» **Task description**
Line count for the string "title": state how many lines in the records below hold it, giving only the number.

(Data extracted from a collection)
*** Block opens ***
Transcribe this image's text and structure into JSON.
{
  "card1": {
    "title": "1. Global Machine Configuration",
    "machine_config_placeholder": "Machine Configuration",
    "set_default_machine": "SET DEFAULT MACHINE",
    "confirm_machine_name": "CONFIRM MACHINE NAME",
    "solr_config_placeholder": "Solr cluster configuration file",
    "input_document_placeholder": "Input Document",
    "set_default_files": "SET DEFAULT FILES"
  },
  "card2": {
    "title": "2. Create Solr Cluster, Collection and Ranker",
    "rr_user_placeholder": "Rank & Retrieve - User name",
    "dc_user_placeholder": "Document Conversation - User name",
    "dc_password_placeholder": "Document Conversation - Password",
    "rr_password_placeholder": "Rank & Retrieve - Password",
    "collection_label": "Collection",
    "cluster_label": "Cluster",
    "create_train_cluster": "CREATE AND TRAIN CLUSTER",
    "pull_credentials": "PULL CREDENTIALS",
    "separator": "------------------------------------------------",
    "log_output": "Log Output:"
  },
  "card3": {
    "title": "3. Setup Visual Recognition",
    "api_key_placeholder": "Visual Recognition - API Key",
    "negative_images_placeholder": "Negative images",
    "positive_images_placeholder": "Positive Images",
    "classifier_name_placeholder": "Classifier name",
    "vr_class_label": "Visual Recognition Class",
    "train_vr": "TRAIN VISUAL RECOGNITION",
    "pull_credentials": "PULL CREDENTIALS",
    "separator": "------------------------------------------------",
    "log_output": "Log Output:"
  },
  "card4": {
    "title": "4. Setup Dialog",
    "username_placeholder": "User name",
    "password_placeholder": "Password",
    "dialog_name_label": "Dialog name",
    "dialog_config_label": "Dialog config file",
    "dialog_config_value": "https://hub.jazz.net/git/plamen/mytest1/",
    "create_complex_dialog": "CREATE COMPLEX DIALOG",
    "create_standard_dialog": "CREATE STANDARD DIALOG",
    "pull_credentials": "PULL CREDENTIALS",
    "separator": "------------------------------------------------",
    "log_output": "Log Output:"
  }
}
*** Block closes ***
» **Written answer**
4